**WHAT THE EXERCISE ASKS:** Search the records below for the string "work", and report each line that contains it.

•••

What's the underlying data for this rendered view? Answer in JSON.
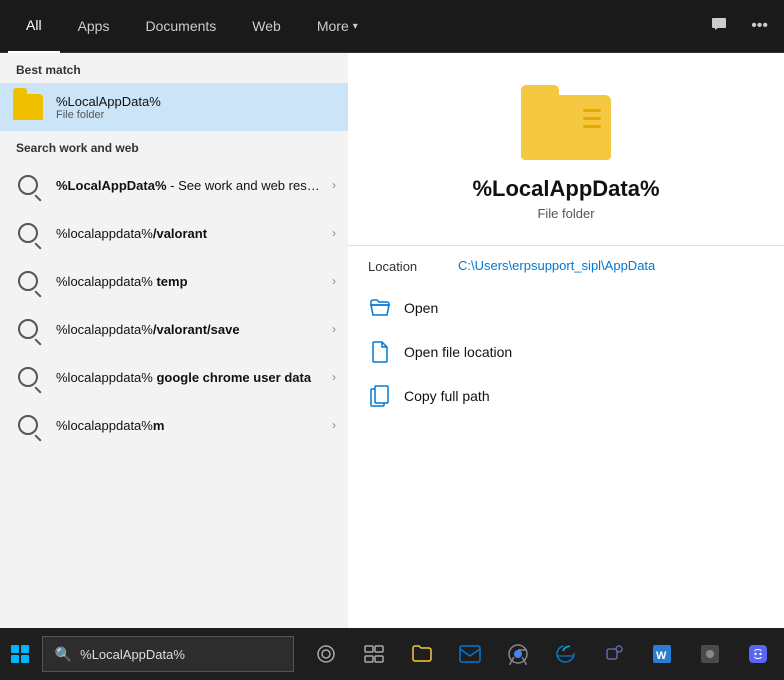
{
  "nav": {
    "tabs": [
      {
        "label": "All",
        "active": true
      },
      {
        "label": "Apps",
        "active": false
      },
      {
        "label": "Documents",
        "active": false
      },
      {
        "label": "Web",
        "active": false
      },
      {
        "label": "More",
        "active": false
      }
    ],
    "more_arrow": "▾"
  },
  "left": {
    "best_match_label": "Best match",
    "best_match": {
      "name": "%LocalAppData%",
      "subtitle": "File folder"
    },
    "search_section_label": "Search work and web",
    "search_results": [
      {
        "title_plain": "%LocalAppData%",
        "title_suffix": " - See work and web results",
        "subtitle": ""
      },
      {
        "title_plain": "%localappdata%",
        "title_bold": "/valorant",
        "subtitle": ""
      },
      {
        "title_plain": "%localappdata%",
        "title_suffix": " temp",
        "title_bold_suffix": "temp",
        "subtitle": ""
      },
      {
        "title_plain": "%localappdata%",
        "title_bold": "/valorant/save",
        "subtitle": ""
      },
      {
        "title_plain": "%localappdata%",
        "title_suffix": " google chrome user data",
        "title_bold_suffix": "google chrome user data",
        "subtitle": ""
      },
      {
        "title_plain": "%localappdata%",
        "title_bold": "m",
        "subtitle": ""
      }
    ]
  },
  "right": {
    "app_name": "%LocalAppData%",
    "app_type": "File folder",
    "location_label": "Location",
    "location_path": "C:\\Users\\erpsupport_sipl\\AppData",
    "actions": [
      {
        "label": "Open",
        "icon": "open-folder-icon"
      },
      {
        "label": "Open file location",
        "icon": "file-location-icon"
      },
      {
        "label": "Copy full path",
        "icon": "copy-path-icon"
      }
    ]
  },
  "taskbar": {
    "search_text": "%LocalAppData%",
    "search_placeholder": "%LocalAppData%"
  }
}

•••

**RESPONSE AREA:**
    "search_section_label": "Search work and web",
        "title_suffix": " - See work and web results",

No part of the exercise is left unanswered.